So, OK, let’s pretend to turn back the clock and discuss what the Co-operative Bank could have done differently.
More broadly, let’s discuss how a large cooperative organisation that finds itself undercapitalised, for whatever reason, can access the capital it needs in ways which don’t put at risk the key cooperative principle of delivering benefits for members rather than for investors.
It would have been nice to think that other cooperative banks and financial institutions around the world could have stepped in and joined the Co-operative Group as co-shareholders in the Bank. It didn’t happen, although I understand that the Bank’s then Chair Paul Flowers did have early discussions with major coop banks in both Europe and North America. For whatever reason, no deals were done and instead the hedge funds came storming in.
But there’s a more fundamental reason why this didn’t happen, and that’s because the international cooperative movement hasn’t really developed yet the sophisticated financial instruments which would enable coops with capital to invest to be able to put their money into coops which need capital – or for that matter how institutional investors such as pensions funds could also invest easily in coops.

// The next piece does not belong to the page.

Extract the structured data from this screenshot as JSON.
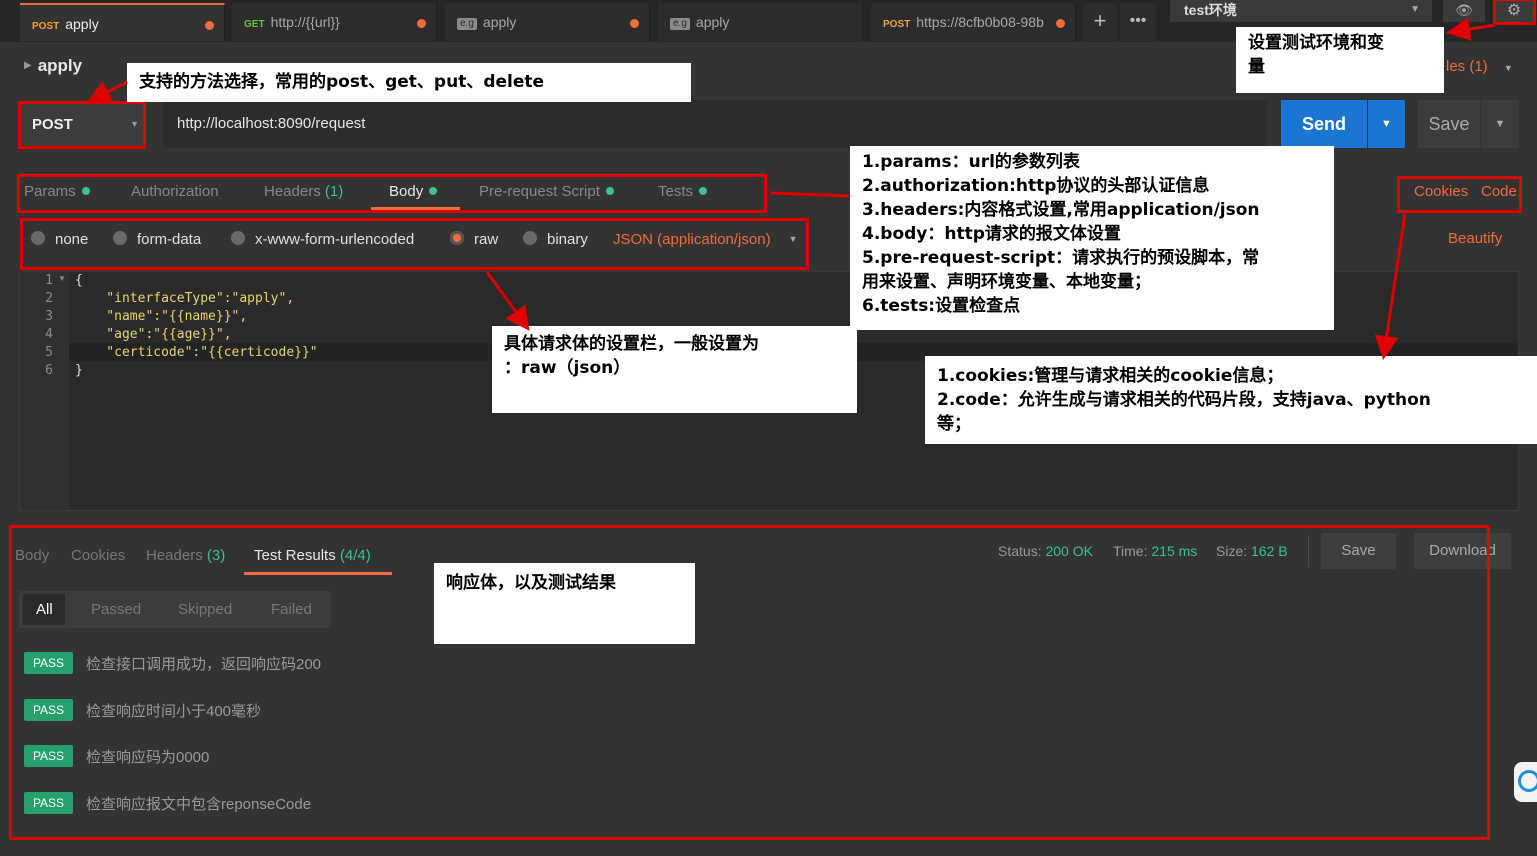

The good news is that the International Co-operative Alliance is now taking a serious interest in this issue. There was an excellent session at the ICA’s Cape Town conference this morning to launch what the organisation is calling its ‘Blue Riband’ commission, specifically to address issues of capital for coops. The Commission’s Chair Kathy Bardswick (CEO of Canadian insurers The Co-operators) led the discussion, claiming that every coop at some stage of its life needs to find business capital. “How do we ensure that there is reliable and available capital without having to jeopardise the concept of member control?” she asked. She admitted that at the moment there are more questions than answers.
She has some of the best global cooperative talent working with her on the Commission: Tan Suee Chieh of the Singapore cooperative confederation NTUC Enterprise, Bill Cheney of the US credit union organisation CUNA, Arnold Kuijpers the Director for Corporate Affairs of Dutch coop Rabobank and Monique Leroux of Desjardins (Canada). But Kathy Bardswick also called on the broader cooperative movement to feed in their questions, ideas and suggestions. Already I gather that Co-ops UK may be interested in supporting some serious work in the UK around cooperative capital, revisiting perhaps some of the early research which led to the book Co-operative Capital ten years ago, which you’ll find on my website.
The Co-op Bank disaster has surely taught us of the urgency of this issue – but also of the need to address this internationally, rather than at national level. It is too late to save our own Co-op Bank, but not too late to develop innovative capital solutions which could yet ensure that other cooperative institutions don’t end up demutualising.
I have only one question: why the name ‘Blue Riband’ for this Commission? Wasn’t Blue Riband a type of chocolate bar?